The term glycerophospholipid signifies any derivative of sn-glycero-3-phosphoric acid that contains at least one O-acyl, or O-alkyl or O-alk-1'-enyl residue attached to the glycerol moiety and a polar head made of a nitrogenous base, a glycerol, or an inositol unit.
It contains a glycerol core with fatty acids. They can be the same or different subunits of fatty acids.
Nomenclature and stereochemistry
Glycerophospholipids generally use a "sn" notation which stands for stereochemical numbering. When the letters "sn" appear in the nomenclature, by convention the hydroxyl group of the second carbon of glycerol (sn-2) is on the left on a Fischer projection. The numbering follows the one of Fischer's projections, being sn-1 the carbon at the top and sn-3 the one at the bottom.
The advantage of this particular notation is that the spatial conformation (R or L) of the glycero-molecule is determined intuitively by the residues on the positions sn-1 and sn-3.
Examples of glycerophospholipids
Use in membranes
One of a glycerophospholipid's functions is to serve as a structural component of cell membranes. The cell membrane seen under the electron microscope consists of two identifiable layers, or "leaflets", each of which is made up of an ordered row of glycerophospholipid molecules. The composition of each layer can vary widely depending on the type of cell.

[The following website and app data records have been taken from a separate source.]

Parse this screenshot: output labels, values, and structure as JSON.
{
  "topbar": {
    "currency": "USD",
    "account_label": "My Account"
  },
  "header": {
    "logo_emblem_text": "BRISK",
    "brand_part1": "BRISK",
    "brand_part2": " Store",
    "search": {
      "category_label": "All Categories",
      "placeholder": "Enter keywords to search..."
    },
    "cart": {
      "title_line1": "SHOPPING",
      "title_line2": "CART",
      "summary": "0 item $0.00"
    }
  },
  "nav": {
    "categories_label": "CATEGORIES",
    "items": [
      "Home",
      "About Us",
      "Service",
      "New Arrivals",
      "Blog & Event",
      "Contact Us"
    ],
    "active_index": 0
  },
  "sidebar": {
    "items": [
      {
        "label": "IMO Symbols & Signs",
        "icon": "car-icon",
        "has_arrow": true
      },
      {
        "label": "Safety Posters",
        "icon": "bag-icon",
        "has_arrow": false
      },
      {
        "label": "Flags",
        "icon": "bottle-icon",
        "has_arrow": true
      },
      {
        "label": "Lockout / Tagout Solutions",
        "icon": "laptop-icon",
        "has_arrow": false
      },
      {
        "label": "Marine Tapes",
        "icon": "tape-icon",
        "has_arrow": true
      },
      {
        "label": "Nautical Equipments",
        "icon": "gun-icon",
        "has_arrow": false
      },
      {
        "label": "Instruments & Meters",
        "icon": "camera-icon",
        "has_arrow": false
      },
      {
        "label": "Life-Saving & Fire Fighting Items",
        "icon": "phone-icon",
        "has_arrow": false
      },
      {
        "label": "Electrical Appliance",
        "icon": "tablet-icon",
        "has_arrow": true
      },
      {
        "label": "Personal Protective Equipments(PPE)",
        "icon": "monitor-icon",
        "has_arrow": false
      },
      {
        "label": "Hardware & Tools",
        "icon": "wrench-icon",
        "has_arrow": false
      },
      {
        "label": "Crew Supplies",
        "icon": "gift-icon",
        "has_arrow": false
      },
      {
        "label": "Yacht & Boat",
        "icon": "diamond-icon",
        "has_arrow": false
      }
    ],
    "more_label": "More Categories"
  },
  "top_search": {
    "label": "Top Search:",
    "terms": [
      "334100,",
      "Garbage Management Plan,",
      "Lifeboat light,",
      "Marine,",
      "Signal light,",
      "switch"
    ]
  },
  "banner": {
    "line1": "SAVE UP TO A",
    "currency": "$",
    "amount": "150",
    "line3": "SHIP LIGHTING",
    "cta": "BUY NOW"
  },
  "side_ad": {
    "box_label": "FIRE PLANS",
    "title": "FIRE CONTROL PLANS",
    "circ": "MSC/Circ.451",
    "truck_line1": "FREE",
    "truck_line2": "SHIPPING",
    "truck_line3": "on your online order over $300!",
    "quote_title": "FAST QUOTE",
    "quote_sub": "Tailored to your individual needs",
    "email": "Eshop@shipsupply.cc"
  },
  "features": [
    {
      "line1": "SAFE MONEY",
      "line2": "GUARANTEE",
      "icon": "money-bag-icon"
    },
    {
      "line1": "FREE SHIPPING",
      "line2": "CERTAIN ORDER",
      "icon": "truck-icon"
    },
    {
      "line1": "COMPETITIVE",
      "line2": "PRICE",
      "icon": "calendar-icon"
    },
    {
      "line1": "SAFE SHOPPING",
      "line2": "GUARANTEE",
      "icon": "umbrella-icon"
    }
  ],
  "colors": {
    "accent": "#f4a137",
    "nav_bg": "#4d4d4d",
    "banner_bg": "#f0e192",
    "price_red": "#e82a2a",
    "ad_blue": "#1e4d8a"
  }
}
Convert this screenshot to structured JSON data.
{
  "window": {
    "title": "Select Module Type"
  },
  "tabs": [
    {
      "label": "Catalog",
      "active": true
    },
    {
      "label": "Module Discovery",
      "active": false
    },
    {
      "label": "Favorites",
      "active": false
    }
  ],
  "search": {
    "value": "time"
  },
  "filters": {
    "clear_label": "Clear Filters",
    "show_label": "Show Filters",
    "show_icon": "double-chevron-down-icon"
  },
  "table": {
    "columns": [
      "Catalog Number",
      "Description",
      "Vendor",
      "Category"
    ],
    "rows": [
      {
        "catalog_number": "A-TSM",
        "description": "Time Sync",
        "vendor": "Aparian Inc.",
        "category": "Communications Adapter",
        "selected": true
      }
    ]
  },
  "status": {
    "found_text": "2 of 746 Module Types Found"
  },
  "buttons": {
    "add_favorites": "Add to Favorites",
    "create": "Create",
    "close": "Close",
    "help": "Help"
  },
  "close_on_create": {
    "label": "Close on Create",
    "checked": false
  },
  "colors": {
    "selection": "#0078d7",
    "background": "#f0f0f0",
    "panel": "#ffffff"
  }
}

Each glycerophospholipid molecule consists of a small polar head group and two long hydrophobic chains. In the cell membrane, the two layers of phospholipids are arranged as follows:

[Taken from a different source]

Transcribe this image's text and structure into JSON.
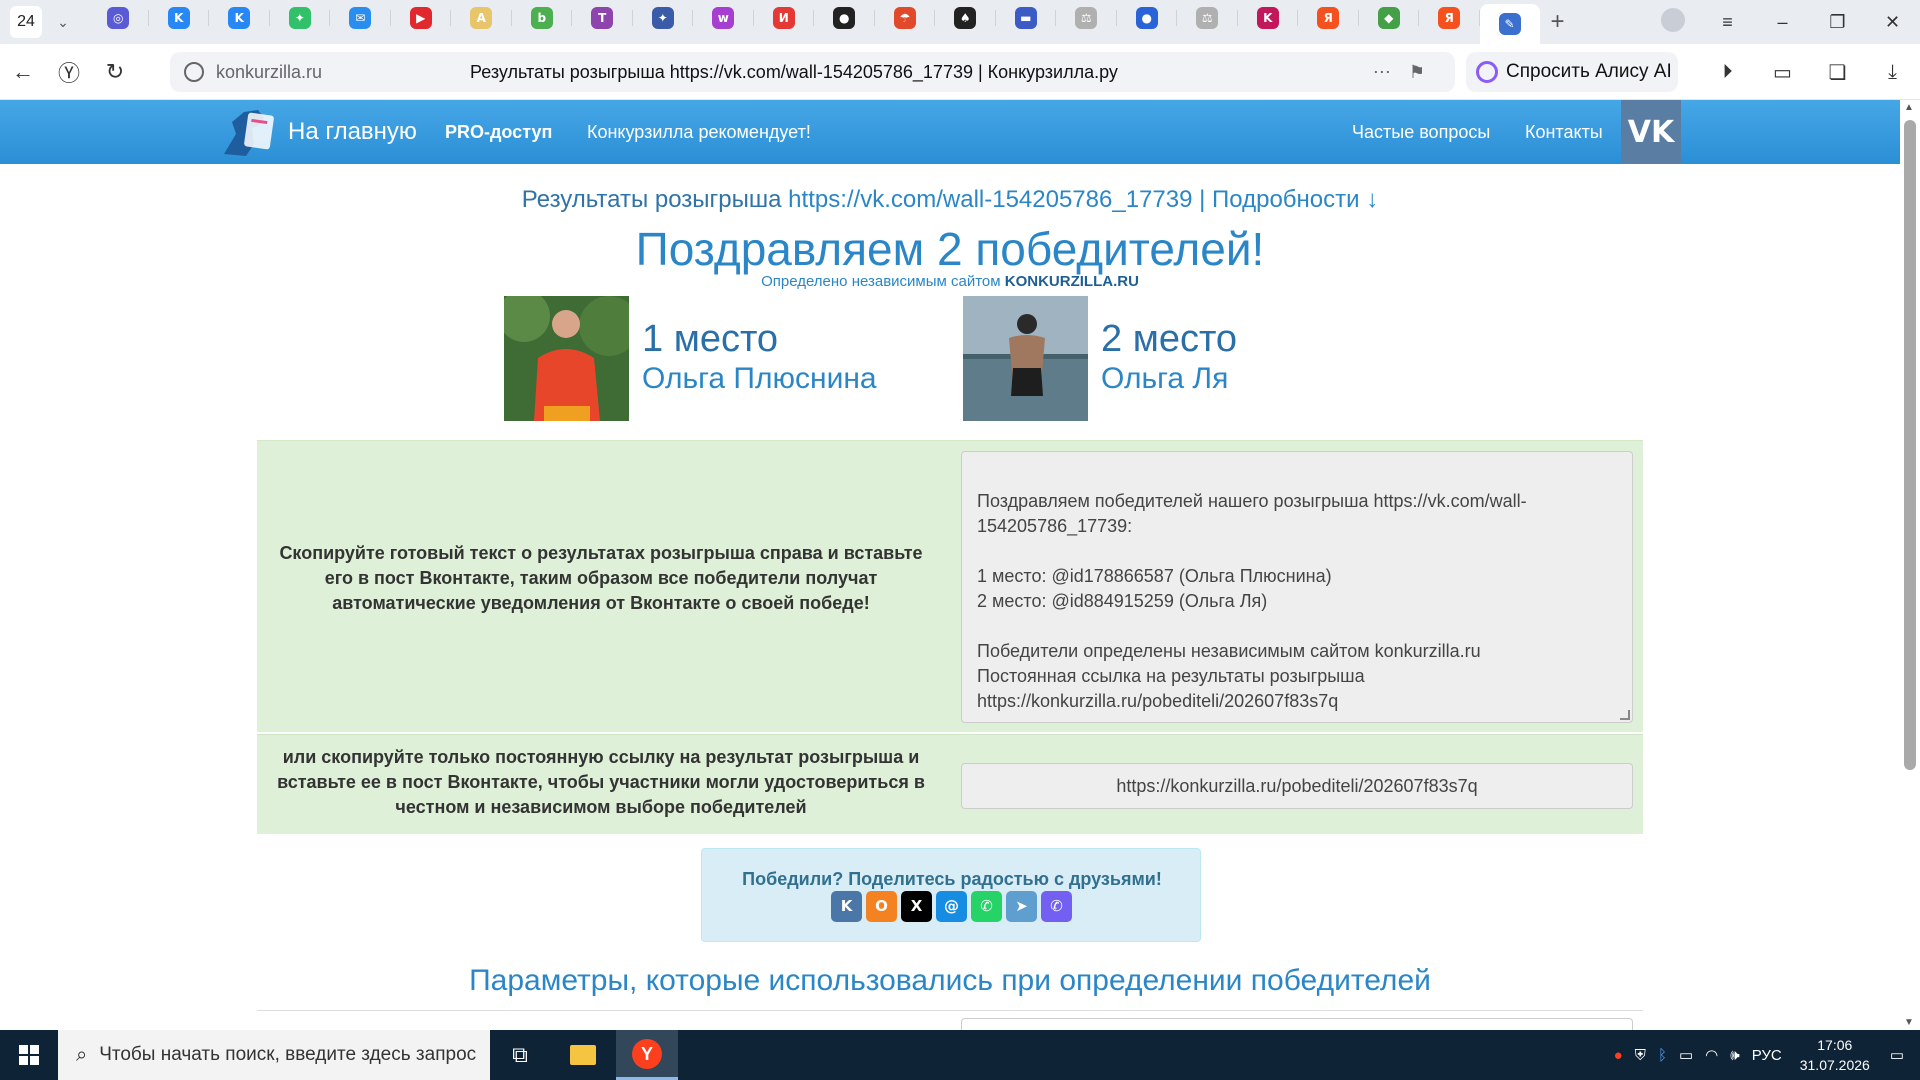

This is a stable structure because the ionic hydrophilic head groups interact with the aqueous media inside and outside the cell, whereas the hydrophobic tails maximize hydrophobic interactions with each other and are kept away from the aqueous environments. The overall result of this structure is to construct a fatty barrier between the cell's interior and its surroundings.
Use in emulsification
Glycerophospholipids can also act as an emulsifying agent to promote dispersal of one substance into another. This is sometimes used in candy making.
|This article is licensed under the GNU Free Documentation License. It uses material from the Wikipedia article "Glycerophospholipid". A list of authors is available in Wikipedia.|